Story Title: To Marry An English Lord
Author Name: Gail MacColl and Carol McD. Wallace
Category: Published Book
Story Url: Story Link
Supplemental Materials: Click Here
Content Rating: All Ages
Length: 414 pages
Story Summary: From the Gilded Age until 1914, more than 100 American heiresses invaded Britannia and swapped dollars for titles–just like Cora Crawley, Countess of Grantham, the first of the Downton Abbey characters Julian Fellowes was inspired to create after reading To Marry An English Lord. Filled with vivid personalities, gossipy anecdotes, grand houses, and a wealth of period details–plus photographs, illustrations, quotes, and the finer points of Victorian and Edwardian etiquette–To Marry An English Lord is social history at its liveliest and most accessible.
Since I stumbled upon this book, I’ve been amazed at how much better I can understand the subtleties found in so many other books, some of which I had previously thought I knew backwards and forwards. Whether a new Jane Austen fanfic or a re-read of “A Monstrous Regime of Women,” the second book in the Sherlock Holmes-Mary Russell series by Laurie R. King, “To Marry An English Lord” has proved relevant time and again.
What’s a Worth gown and why does it matter? Why did some estates get turned over to the National Trust, but not others? How much did it cost to run one of those mammoth estates, and where did the money come from? It’s all in here, along with so much more.
Between the 1870s and the start of World War I, England was facing a precarious situation; far worse than they even realized then. That time period, falling between the French Revolution and the Russian Revolution, could have easily been when a British Revolution occurred. But instead of the proletariat rising up and overthrowing the bourgeoisie, the monarchy and the British upper class as a whole somehow survived. Even more, they’ve become stars.
How? They were bankrupt – morally and financially. The feudal system that was the backbone of Britain’s agricultural sector was failing. Those huge old manor houses were too expensive to maintain, even without bringing in modern plumbing and electricity.
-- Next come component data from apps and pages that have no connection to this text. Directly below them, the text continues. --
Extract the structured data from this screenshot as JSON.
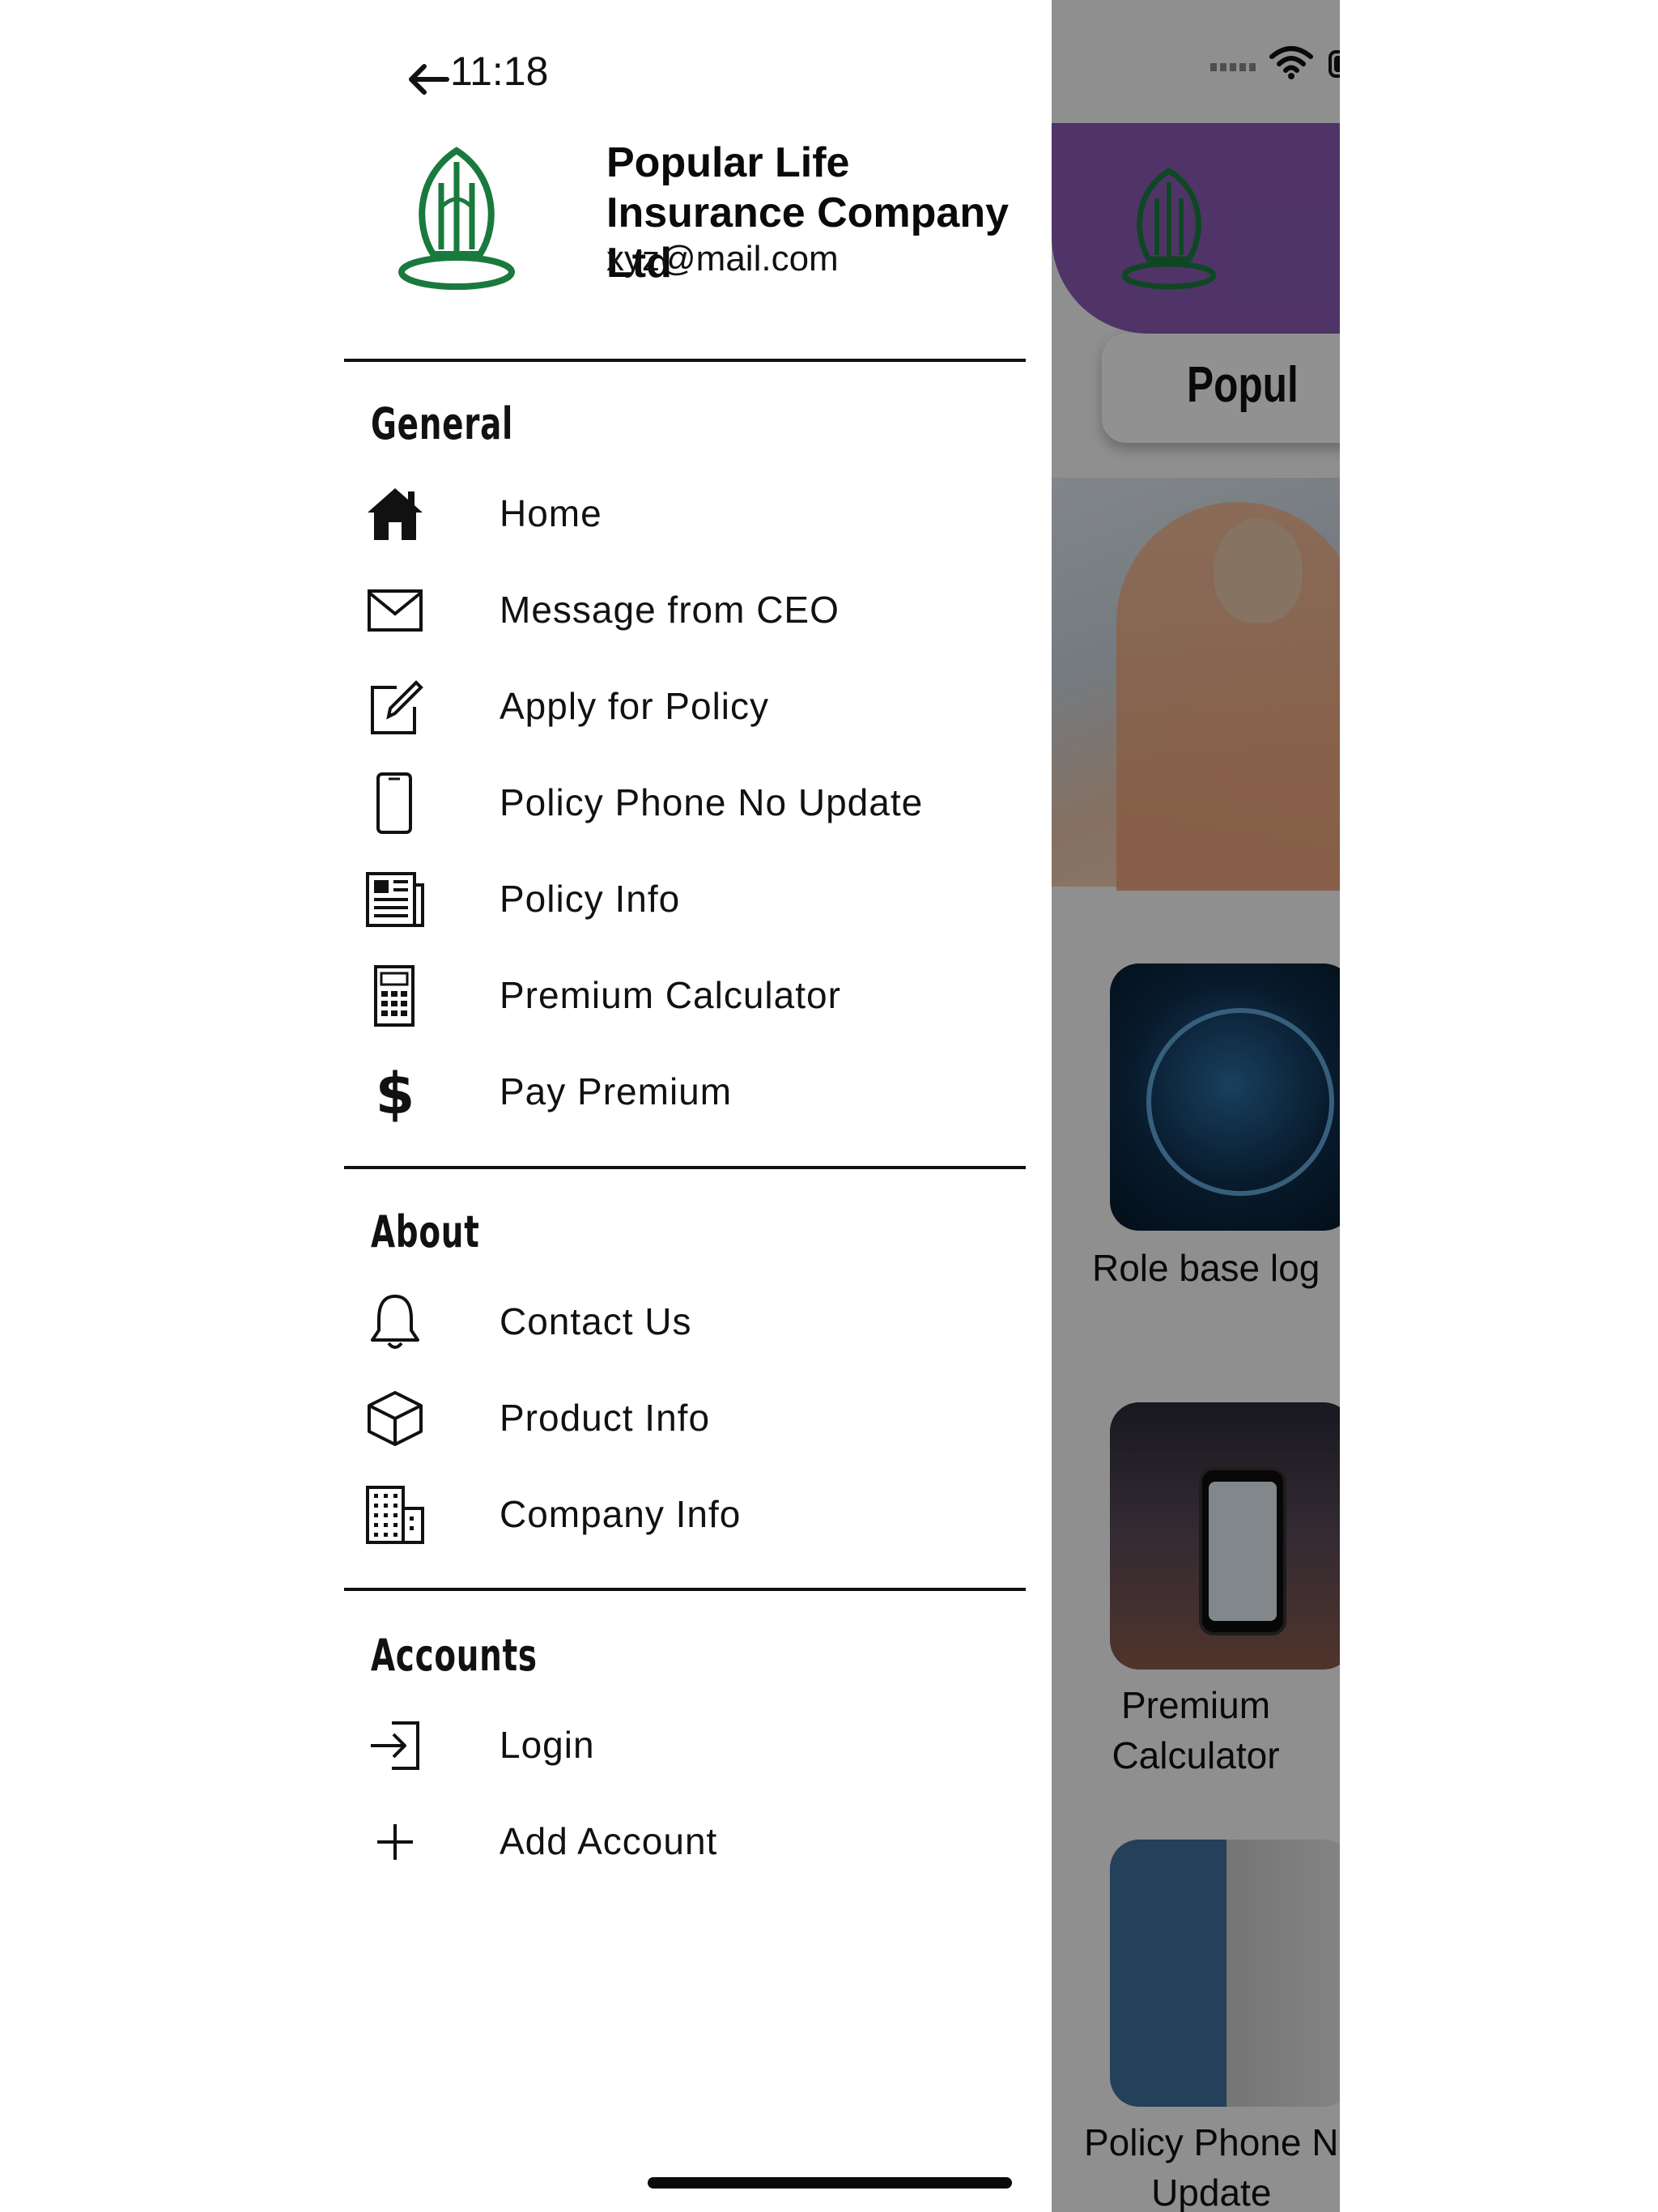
{
  "status": {
    "time": "11:18"
  },
  "drawer": {
    "company_name": "Popular Life Insurance Company Ltd",
    "email": "xyz@mail.com",
    "sections": {
      "general": {
        "title": "General",
        "items": [
          {
            "label": "Home",
            "icon": "home-icon"
          },
          {
            "label": "Message from CEO",
            "icon": "envelope-icon"
          },
          {
            "label": "Apply for Policy",
            "icon": "edit-icon"
          },
          {
            "label": "Policy Phone No Update",
            "icon": "phone-icon"
          },
          {
            "label": "Policy Info",
            "icon": "newspaper-icon"
          },
          {
            "label": "Premium Calculator",
            "icon": "calculator-icon"
          },
          {
            "label": "Pay Premium",
            "icon": "dollar-icon"
          }
        ]
      },
      "about": {
        "title": "About",
        "items": [
          {
            "label": "Contact Us",
            "icon": "bell-icon"
          },
          {
            "label": "Product Info",
            "icon": "box-icon"
          },
          {
            "label": "Company Info",
            "icon": "building-icon"
          }
        ]
      },
      "accounts": {
        "title": "Accounts",
        "items": [
          {
            "label": "Login",
            "icon": "login-icon"
          },
          {
            "label": "Add Account",
            "icon": "plus-icon"
          }
        ]
      }
    }
  },
  "background_app": {
    "header_title": "Popul",
    "tiles": [
      {
        "label": "Role base log"
      },
      {
        "label": "Premium\nCalculator"
      },
      {
        "label": "Policy Phone N\nUpdate"
      }
    ]
  },
  "colors": {
    "header_purple": "#8a5bb3",
    "logo_green": "#1a7a3e",
    "overlay": "rgba(0,0,0,0.42)"
  }
}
Le bon ton was broke, but still trying to live it up. Charles Dickens could try for all he was worth to guilt-trip the upper class into shelling out for the lower-class, but the Beau Monde could barely afford a new pair of hunting dogs that season, much less feed the poor. Those huddled masses yearning to breath clean air in the disgusting, sewage-drenched, rat-infested slums of London were just going to have to starve.
So, how did they avoid a revolution without even realizing it? They married the nobility off to rich American brides, girls whose families had, only a generation or two previously, been flat broke. By so doing, they made the noble class accessible. A generation removed from being poor? That’s nothing. Think about Jane Austen’s world, where we’re told that the Bingleys’ money comes from trade. We don’t even know exactly how “new” their “new money” status is. But they’re labeled with it, and it makes Miss Bingley crazy.
Just a few generations after Miss Bingley was shunning Gracechurch Street, there are Dukes – actual Dukes! – marrying girls whose fathers had been as poor as a tenant farmer. Not only did that pour money into the upper crust; not only did it provide England’s ton with the ingenuity to continue surviving, (why not build an inn on the edge of your estate and welcome tourists?); not only did it assure England of a strong international ally; not only did it bring in brides who actually had a social conscience which they put to good use; most importantly: It made the nobility accessible to the poor. Suddenly, they were only an American dream away from being rich. It’s how Lady Diana Spencer, the product of an American/English match in her recent past, could become a princess. It’s how Winston Churchill, the product of another, could hold England together by sheer willpower, and still manage to drag America, kicking and screaming, into WWII. It’s why Kate Middleton isn’t as shocking of a future Queen as one might expect, in spite of her parents’ roots.
So ultimately, although this book could definitely use some editing to make it flow better (see below), it’s a goldmine of information. If you like Downton Abbey, Jane Austen, Sherlock Holmes, or are in any way an Anglophile, you need to read this book. It tells story after story of rich heiresses, their absent fathers, their manipulative mothers, and their avaricious, lordly husbands.
My Only Critique: I’ve debated whether or not to post this recommendation, because although it’s one of the most informative books I’ve read in ages and contains vastly entertaining anecdotes, it’s also terribly organized and in desperate need of a good editor to restructure the entire thing, as well as replace the dreadful photocopy-quality photos that are included. The disorganized, patch-work job that has been done with this book’s layout makes it difficult to follow a lot of the stories. Reading it as an e-book, as I did, is even more difficult, thanks to the way some of the inserts carryover onto subsequent pages. Mid-sentence, the book will abruptly be interrupted by an insert containing an anecdote that might be set years, or even decades, past the point in which the book’s narrative is currently focused. Then, just as abruptly, the shaded inset ends and the chapter resumes. Ouch.